Mandatory two-factor authentication

Belgium has maintained a secure online payment system for some time now based on rigorous customer authentication. Main objective? To combat fraudulent internet transactions. Merely entering the long number on your bank card when paying online on a Belgian website is no longer enough. This type of transaction requires double authentication. A European directive, PSD II, now aims to introduce this system throughout the EU. Unfortunately, some member states are lagging behind with the implementation of this measure.

What is two-factor authentication?

To make online payments more secure you must confirm your payment twice, by entering two separate factors:

  • an element known only to you (e.g. your secret code);
  • an element that that only you have access to (e.g. a smart phone or card reader);
  • an element that personally identifies you (e.g. your fingerprint or facial recognition).

This additional security feature is sometimes also referred to as, for example, two-step authentication, two-stage authentication or multi-factor authentication.


Although banks are obliged to activate the two-factor authentication system for their customers, in some cases this type of rigorous identity authentication is not required.

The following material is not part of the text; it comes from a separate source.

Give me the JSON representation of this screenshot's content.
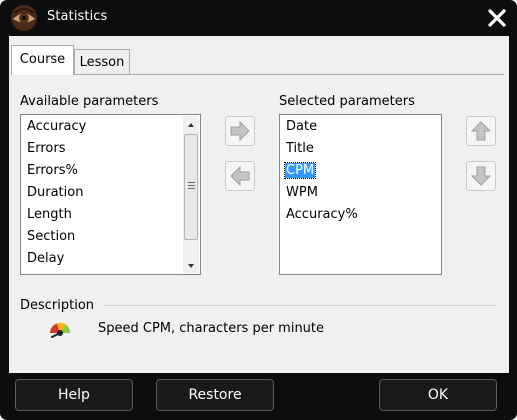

However, these exceptions are not always straightforward. The following payments are sometimes exempt from two-factor authentication:

  • payments involving small amounts of money: the value may vary from country to country, but is on average 30 euro
  • low-risk payments
  • payments to a trusted beneficiary
  • recurring payments

Good to know: rigorous identity authentication does not apply to payments to or from a non-European bank, irrespective of, for example, the value, repetition or risk level of the transaction in question.

Ban on additional charges

Are you paying electronically (by bank card)? Merchants are not allowed to impose additional charges, regardless of whether the payment is made online or in-store.

Sellers are free to decide which payment methods (e.g. bank card, credit card, bank transfer) they do or don’t accept.

When making a payment on the internet it is advisable to use a credit card or payment system such as PayPal. In the event of a dispute, you will be able to contest the payment and obtain a refund subject to certain conditions. Here’s how to do this when paying with a credit card.

If you require further information on this ban please visit the FPS Economy website (available in Dutch and French).

Excess if your bank card is used fraudulently

If you noticed that money was withdrawn from your account without your consent following, for example, theft of your bank card or fraudulent practices on the internet, you are entitled to lodge a complaint. In the event of fraudulent transactions without your specific consent, the bank must reimburse any misappropriated amounts. It is entitled, however, to deduct a 50 euro excess. Find out more about your rights.

Good to know: Has a fraudster used your card to make a contactless payment, i.e. without entering the PIN number? If so, the bank has to cover any loss including the excess.